Two approaches to Japanese e-mail
(1) E-mail utility program
By e-mail utility software we mean a program which can run side
by side with a communication/e-mail program. Our design for this type of
software is as follows: the software takes input from the system clipboard
, finds out what has happened to the escape character, performs JIS-to-Shift-JIS
conversion (including, if necessary, fixing JIS code corruption), and displays
the text correctly. It also allows the user to create a new message to send
or to edit the received message for the purpose of replying. It will then
translate edited messages into 7-bit JIS text and puts it on the system
clipboard to be pasted into the communication program.
To illustrate the typical use of such software, let's take the following
example. Suppose a message written in Japanese has just arrived. Because
of the escape problem the message is not readable in the communication software
as seen below.
In this case one could highlight the corrupted portion of the message, copy
it onto the clipboard, switch to the e-mail utility program, and have it
translate and display the text correctly.
There are several advantages and one disadvantage to the e-mail utility
software approach. One advantage is that it does not involve your host
computer. It is strictly a microcomputer-level solution. You, therefore,
need not bother your system administrator or computer center. The other
advantage is that it works not only with e-mail but also with other forms
of electronic communication such as news, WWW, gopher, etc. Also, since
this software works in tandem with whatever communication/e-mail program
the user uses, it is independent of the choice of connection methods (e.g.
Ethernet, serial, SLIP/PPP). The disadvantage is that this setup requires
switching between two programs and an extra step of translation.
(2) Japanese-capable POP client program
The e-mail utility software approach is adequate if the user reads
and writes messages in Japanese only occasionally. For people who need
to regularly exchange Japanese e-mail, we suggest using POP software. POP
stands for the Post Office Protocol and simply put, it is a language spoken
by POP software for delivering/retrieving e-mail. POP software provides
a server/client system, meaning that one's host computer (which receives
mail and stores it in one's account) runs POP server software and acts as
the server, while one's microcomputer runs POP client software which talks
to the server to make transactions with it. The following dialogue between
the host computer and the microcomputer roughly depicts what kind of transactions
are made between the two (not in these exact words, however).

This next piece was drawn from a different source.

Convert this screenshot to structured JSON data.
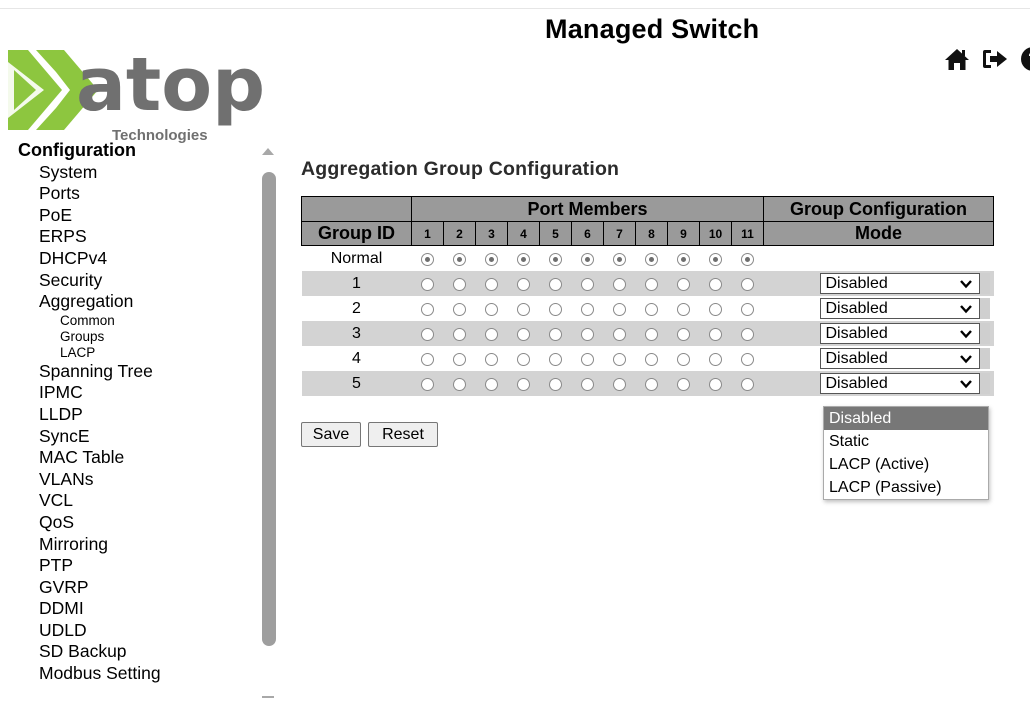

If a Japanese-capable and corruption-tolerant POP client can be provided,
the POP software approach will have the advantage of being able to provide
a transparent and user-friendly interface. All that is necessary is one
program. It will retrieve mail, let the user read it, compose replies or
new messages, and send them out. There is no additional translation process
required. This is possible because the POP software setup, in effect, brings
all Japanese text processing to the microcomputer, freeing the users from
possible (or actual) problems and limitations of their host computer. The
POP software approach, however, requires POP server software be installed
on the host computer, which would most likely involve a computer center.
POP server software, however, is available on the Internet for free and
does not require a great deal of time and effort to set up. It would also
provide a nice user interface for people e-mailing in English.
The following is an example of a POP client program, Eudora-J for the Macintosh.
It retrieves mail from the host computer and puts it into the "IN"
box. The following screen shot shows the content of the IN box.
The last message on the list is in Japanese. To read it, simply double-click
on that line and the message will be displayed in a separate window as follows: